Task details => Return each entry exactly, so that nothing in the data differs from the original.

Task input =>
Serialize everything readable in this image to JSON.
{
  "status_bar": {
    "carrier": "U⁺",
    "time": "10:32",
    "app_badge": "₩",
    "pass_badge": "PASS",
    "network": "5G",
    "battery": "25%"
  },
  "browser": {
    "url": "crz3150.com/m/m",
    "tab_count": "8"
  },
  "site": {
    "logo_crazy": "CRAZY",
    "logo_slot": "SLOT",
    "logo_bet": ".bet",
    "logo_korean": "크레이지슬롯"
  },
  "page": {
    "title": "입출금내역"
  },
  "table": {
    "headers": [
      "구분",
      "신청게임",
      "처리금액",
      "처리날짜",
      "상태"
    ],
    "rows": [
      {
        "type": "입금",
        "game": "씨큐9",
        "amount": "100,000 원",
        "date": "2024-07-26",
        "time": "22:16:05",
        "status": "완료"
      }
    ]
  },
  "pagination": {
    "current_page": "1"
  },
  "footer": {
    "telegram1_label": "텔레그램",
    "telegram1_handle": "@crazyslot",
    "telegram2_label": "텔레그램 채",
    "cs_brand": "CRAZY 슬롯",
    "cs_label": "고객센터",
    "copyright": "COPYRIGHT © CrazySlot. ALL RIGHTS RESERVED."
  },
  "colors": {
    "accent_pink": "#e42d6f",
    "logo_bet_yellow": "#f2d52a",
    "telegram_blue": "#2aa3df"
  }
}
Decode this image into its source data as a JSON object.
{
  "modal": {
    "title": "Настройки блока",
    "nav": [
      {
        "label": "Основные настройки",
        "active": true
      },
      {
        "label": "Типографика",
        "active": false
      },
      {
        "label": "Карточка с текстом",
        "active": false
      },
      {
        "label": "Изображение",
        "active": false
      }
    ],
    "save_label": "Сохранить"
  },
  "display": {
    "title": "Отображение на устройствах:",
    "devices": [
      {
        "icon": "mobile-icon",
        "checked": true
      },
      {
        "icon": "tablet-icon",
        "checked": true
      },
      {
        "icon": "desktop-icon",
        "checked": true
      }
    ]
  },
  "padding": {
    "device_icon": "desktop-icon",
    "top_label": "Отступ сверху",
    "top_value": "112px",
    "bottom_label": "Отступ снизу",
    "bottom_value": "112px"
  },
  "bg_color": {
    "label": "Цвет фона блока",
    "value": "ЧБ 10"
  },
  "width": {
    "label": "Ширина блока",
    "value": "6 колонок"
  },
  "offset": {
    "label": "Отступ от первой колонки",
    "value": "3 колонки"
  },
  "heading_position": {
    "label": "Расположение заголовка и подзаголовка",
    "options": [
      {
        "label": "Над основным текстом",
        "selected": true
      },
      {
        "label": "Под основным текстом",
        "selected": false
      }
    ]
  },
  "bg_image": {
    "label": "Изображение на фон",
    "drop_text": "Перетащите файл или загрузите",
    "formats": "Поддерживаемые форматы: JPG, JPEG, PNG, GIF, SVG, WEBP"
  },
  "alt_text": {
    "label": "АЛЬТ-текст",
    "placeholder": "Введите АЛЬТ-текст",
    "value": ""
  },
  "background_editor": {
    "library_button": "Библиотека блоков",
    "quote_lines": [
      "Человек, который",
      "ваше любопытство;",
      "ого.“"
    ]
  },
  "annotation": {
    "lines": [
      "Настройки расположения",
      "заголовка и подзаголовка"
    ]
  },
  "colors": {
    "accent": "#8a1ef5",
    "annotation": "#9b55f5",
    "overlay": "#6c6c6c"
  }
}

Answer to the problem =>
Serialize everything readable in this image to JSON.
{
  "status_bar": {
    "carrier": "U⁺",
    "time": "10:32",
    "app_badge": "₩",
    "pass_badge": "PASS",
    "network": "5G",
    "battery": "25%"
  },
  "browser": {
    "url": "crz3150.com/m/m",
    "tab_count": "8"
  },
  "site": {
    "logo_crazy": "CRAZY",
    "logo_slot": "SLOT",
    "logo_bet": ".bet",
    "logo_korean": "크레이지슬롯"
  },
  "page": {
    "title": "입출금내역"
  },
  "table": {
    "headers": [
      "구분",
      "신청게임",
      "처리금액",
      "처리날짜",
      "상태"
    ],
    "rows": [
      {
        "type": "입금",
        "game": "씨큐9",
        "amount": "100,000 원",
        "date": "2024-07-26",
        "time": "22:16:05",
        "status": "완료"
      }
    ]
  },
  "pagination": {
    "current_page": "1"
  },
  "footer": {
    "telegram1_label": "텔레그램",
    "telegram1_handle": "@crazyslot",
    "telegram2_label": "텔레그램 채",
    "cs_brand": "CRAZY 슬롯",
    "cs_label": "고객센터",
    "copyright": "COPYRIGHT © CrazySlot. ALL RIGHTS RESERVED."
  },
  "colors": {
    "accent_pink": "#e42d6f",
    "logo_bet_yellow": "#f2d52a",
    "telegram_blue": "#2aa3df"
  }
}
Decode this image into its source data as a JSON object.
{
  "modal": {
    "title": "Настройки блока",
    "nav": [
      {
        "label": "Основные настройки",
        "active": true
      },
      {
        "label": "Типографика",
        "active": false
      },
      {
        "label": "Карточка с текстом",
        "active": false
      },
      {
        "label": "Изображение",
        "active": false
      }
    ],
    "save_label": "Сохранить"
  },
  "display": {
    "title": "Отображение на устройствах:",
    "devices": [
      {
        "icon": "mobile-icon",
        "checked": true
      },
      {
        "icon": "tablet-icon",
        "checked": true
      },
      {
        "icon": "desktop-icon",
        "checked": true
      }
    ]
  },
  "padding": {
    "device_icon": "desktop-icon",
    "top_label": "Отступ сверху",
    "top_value": "112px",
    "bottom_label": "Отступ снизу",
    "bottom_value": "112px"
  },
  "bg_color": {
    "label": "Цвет фона блока",
    "value": "ЧБ 10"
  },
  "width": {
    "label": "Ширина блока",
    "value": "6 колонок"
  },
  "offset": {
    "label": "Отступ от первой колонки",
    "value": "3 колонки"
  },
  "heading_position": {
    "label": "Расположение заголовка и подзаголовка",
    "options": [
      {
        "label": "Над основным текстом",
        "selected": true
      },
      {
        "label": "Под основным текстом",
        "selected": false
      }
    ]
  },
  "bg_image": {
    "label": "Изображение на фон",
    "drop_text": "Перетащите файл или загрузите",
    "formats": "Поддерживаемые форматы: JPG, JPEG, PNG, GIF, SVG, WEBP"
  },
  "alt_text": {
    "label": "АЛЬТ-текст",
    "placeholder": "Введите АЛЬТ-текст",
    "value": ""
  },
  "background_editor": {
    "library_button": "Библиотека блоков",
    "quote_lines": [
      "Человек, который",
      "ваше любопытство;",
      "ого.“"
    ]
  },
  "annotation": {
    "lines": [
      "Настройки расположения",
      "заголовка и подзаголовка"
    ]
  },
  "colors": {
    "accent": "#8a1ef5",
    "annotation": "#9b55f5",
    "overlay": "#6c6c6c"
  }
}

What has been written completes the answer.